** Information follows **

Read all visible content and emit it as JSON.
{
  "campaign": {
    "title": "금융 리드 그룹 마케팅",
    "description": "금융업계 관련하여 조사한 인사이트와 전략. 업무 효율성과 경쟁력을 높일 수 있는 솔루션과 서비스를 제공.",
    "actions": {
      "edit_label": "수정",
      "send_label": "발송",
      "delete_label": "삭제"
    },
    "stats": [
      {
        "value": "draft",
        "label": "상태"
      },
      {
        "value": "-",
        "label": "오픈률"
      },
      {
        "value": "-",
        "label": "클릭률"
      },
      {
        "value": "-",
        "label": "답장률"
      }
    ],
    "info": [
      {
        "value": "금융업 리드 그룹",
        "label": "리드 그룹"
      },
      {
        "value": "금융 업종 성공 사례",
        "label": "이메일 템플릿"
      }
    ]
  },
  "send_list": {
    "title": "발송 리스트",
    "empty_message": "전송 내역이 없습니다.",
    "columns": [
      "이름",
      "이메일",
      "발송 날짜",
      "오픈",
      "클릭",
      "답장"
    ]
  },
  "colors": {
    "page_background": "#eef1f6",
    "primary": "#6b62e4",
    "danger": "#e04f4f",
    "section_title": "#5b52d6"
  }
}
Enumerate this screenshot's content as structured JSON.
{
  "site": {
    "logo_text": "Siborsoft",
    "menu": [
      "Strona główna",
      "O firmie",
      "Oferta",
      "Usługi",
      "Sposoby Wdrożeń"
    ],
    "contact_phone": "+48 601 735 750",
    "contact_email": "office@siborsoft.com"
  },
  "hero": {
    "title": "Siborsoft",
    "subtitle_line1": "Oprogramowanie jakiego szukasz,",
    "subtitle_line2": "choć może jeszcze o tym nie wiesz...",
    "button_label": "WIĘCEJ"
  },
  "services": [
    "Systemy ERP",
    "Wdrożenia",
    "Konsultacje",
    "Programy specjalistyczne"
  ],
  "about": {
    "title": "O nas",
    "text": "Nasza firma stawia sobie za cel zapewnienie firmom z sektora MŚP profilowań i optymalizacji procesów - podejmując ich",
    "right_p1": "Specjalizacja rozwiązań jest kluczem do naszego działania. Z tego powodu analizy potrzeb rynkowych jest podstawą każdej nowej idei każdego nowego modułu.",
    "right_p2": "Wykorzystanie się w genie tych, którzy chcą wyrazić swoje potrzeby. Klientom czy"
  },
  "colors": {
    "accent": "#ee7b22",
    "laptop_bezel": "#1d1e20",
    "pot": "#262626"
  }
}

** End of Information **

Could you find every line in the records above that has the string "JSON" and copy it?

Read all visible content and emit it as JSON.
Enumerate this screenshot's content as structured JSON.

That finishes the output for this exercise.